··· RECORDS FOR THIS EXERCISE

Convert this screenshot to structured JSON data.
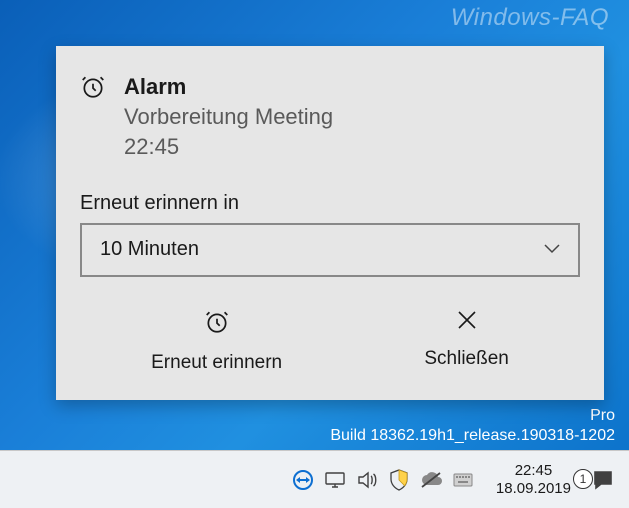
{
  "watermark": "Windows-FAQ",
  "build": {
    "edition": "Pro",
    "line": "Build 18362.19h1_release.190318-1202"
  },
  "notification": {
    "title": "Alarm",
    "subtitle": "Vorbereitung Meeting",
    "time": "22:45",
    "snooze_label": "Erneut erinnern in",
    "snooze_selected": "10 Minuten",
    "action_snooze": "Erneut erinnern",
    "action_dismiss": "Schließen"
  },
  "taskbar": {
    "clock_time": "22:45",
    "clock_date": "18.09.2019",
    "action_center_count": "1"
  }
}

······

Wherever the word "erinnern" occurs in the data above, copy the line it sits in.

WORKED SOLUTION –
    "snooze_label": "Erneut erinnern in",
    "action_snooze": "Erneut erinnern",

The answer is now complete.